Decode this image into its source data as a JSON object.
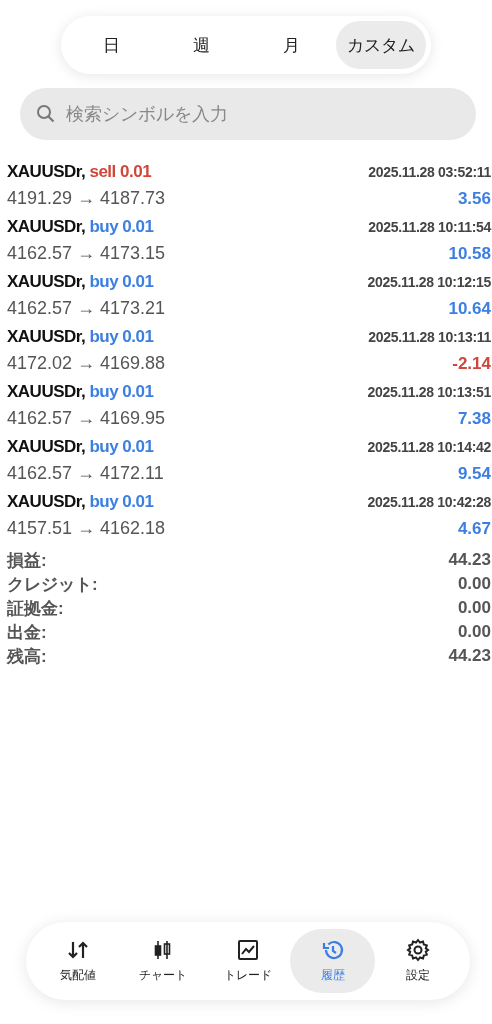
{
  "period_tabs": [
    {
      "label": "日",
      "selected": false
    },
    {
      "label": "週",
      "selected": false
    },
    {
      "label": "月",
      "selected": false
    },
    {
      "label": "カスタム",
      "selected": true
    }
  ],
  "search": {
    "placeholder": "検索シンボルを入力"
  },
  "trades": [
    {
      "symbol": "XAUUSDr,",
      "order": "sell 0.01",
      "kind": "sell",
      "time": "2025.11.28 03:52:11",
      "prices": "4191.29 → 4187.73",
      "profit": "3.56",
      "color": "#3d7fe0"
    },
    {
      "symbol": "XAUUSDr,",
      "order": "buy 0.01",
      "kind": "buy",
      "time": "2025.11.28 10:11:54",
      "prices": "4162.57 → 4173.15",
      "profit": "10.58",
      "color": "#3d7fe0"
    },
    {
      "symbol": "XAUUSDr,",
      "order": "buy 0.01",
      "kind": "buy",
      "time": "2025.11.28 10:12:15",
      "prices": "4162.57 → 4173.21",
      "profit": "10.64",
      "color": "#3d7fe0"
    },
    {
      "symbol": "XAUUSDr,",
      "order": "buy 0.01",
      "kind": "buy",
      "time": "2025.11.28 10:13:11",
      "prices": "4172.02 → 4169.88",
      "profit": "-2.14",
      "color": "#d0463a"
    },
    {
      "symbol": "XAUUSDr,",
      "order": "buy 0.01",
      "kind": "buy",
      "time": "2025.11.28 10:13:51",
      "prices": "4162.57 → 4169.95",
      "profit": "7.38",
      "color": "#3d7fe0"
    },
    {
      "symbol": "XAUUSDr,",
      "order": "buy 0.01",
      "kind": "buy",
      "time": "2025.11.28 10:14:42",
      "prices": "4162.57 → 4172.11",
      "profit": "9.54",
      "color": "#3d7fe0"
    },
    {
      "symbol": "XAUUSDr,",
      "order": "buy 0.01",
      "kind": "buy",
      "time": "2025.11.28 10:42:28",
      "prices": "4157.51 → 4162.18",
      "profit": "4.67",
      "color": "#3d7fe0"
    }
  ],
  "summary": [
    {
      "label": "損益:",
      "value": "44.23"
    },
    {
      "label": "クレジット:",
      "value": "0.00"
    },
    {
      "label": "証拠金:",
      "value": "0.00"
    },
    {
      "label": "出金:",
      "value": "0.00"
    },
    {
      "label": "残高:",
      "value": "44.23"
    }
  ],
  "nav": [
    {
      "label": "気配値",
      "kind": "quotes",
      "selected": false
    },
    {
      "label": "チャート",
      "kind": "chart",
      "selected": false
    },
    {
      "label": "トレード",
      "kind": "trade",
      "selected": false
    },
    {
      "label": "履歴",
      "kind": "history",
      "selected": true
    },
    {
      "label": "設定",
      "kind": "settings",
      "selected": false
    }
  ]
}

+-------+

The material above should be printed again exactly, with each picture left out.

*Written answer:*
Decode this image into its source data as a JSON object.
{
  "period_tabs": [
    {
      "label": "日",
      "selected": false
    },
    {
      "label": "週",
      "selected": false
    },
    {
      "label": "月",
      "selected": false
    },
    {
      "label": "カスタム",
      "selected": true
    }
  ],
  "search": {
    "placeholder": "検索シンボルを入力"
  },
  "trades": [
    {
      "symbol": "XAUUSDr,",
      "order": "sell 0.01",
      "kind": "sell",
      "time": "2025.11.28 03:52:11",
      "prices": "4191.29 → 4187.73",
      "profit": "3.56",
      "color": "#3d7fe0"
    },
    {
      "symbol": "XAUUSDr,",
      "order": "buy 0.01",
      "kind": "buy",
      "time": "2025.11.28 10:11:54",
      "prices": "4162.57 → 4173.15",
      "profit": "10.58",
      "color": "#3d7fe0"
    },
    {
      "symbol": "XAUUSDr,",
      "order": "buy 0.01",
      "kind": "buy",
      "time": "2025.11.28 10:12:15",
      "prices": "4162.57 → 4173.21",
      "profit": "10.64",
      "color": "#3d7fe0"
    },
    {
      "symbol": "XAUUSDr,",
      "order": "buy 0.01",
      "kind": "buy",
      "time": "2025.11.28 10:13:11",
      "prices": "4172.02 → 4169.88",
      "profit": "-2.14",
      "color": "#d0463a"
    },
    {
      "symbol": "XAUUSDr,",
      "order": "buy 0.01",
      "kind": "buy",
      "time": "2025.11.28 10:13:51",
      "prices": "4162.57 → 4169.95",
      "profit": "7.38",
      "color": "#3d7fe0"
    },
    {
      "symbol": "XAUUSDr,",
      "order": "buy 0.01",
      "kind": "buy",
      "time": "2025.11.28 10:14:42",
      "prices": "4162.57 → 4172.11",
      "profit": "9.54",
      "color": "#3d7fe0"
    },
    {
      "symbol": "XAUUSDr,",
      "order": "buy 0.01",
      "kind": "buy",
      "time": "2025.11.28 10:42:28",
      "prices": "4157.51 → 4162.18",
      "profit": "4.67",
      "color": "#3d7fe0"
    }
  ],
  "summary": [
    {
      "label": "損益:",
      "value": "44.23"
    },
    {
      "label": "クレジット:",
      "value": "0.00"
    },
    {
      "label": "証拠金:",
      "value": "0.00"
    },
    {
      "label": "出金:",
      "value": "0.00"
    },
    {
      "label": "残高:",
      "value": "44.23"
    }
  ],
  "nav": [
    {
      "label": "気配値",
      "kind": "quotes",
      "selected": false
    },
    {
      "label": "チャート",
      "kind": "chart",
      "selected": false
    },
    {
      "label": "トレード",
      "kind": "trade",
      "selected": false
    },
    {
      "label": "履歴",
      "kind": "history",
      "selected": true
    },
    {
      "label": "設定",
      "kind": "settings",
      "selected": false
    }
  ]
}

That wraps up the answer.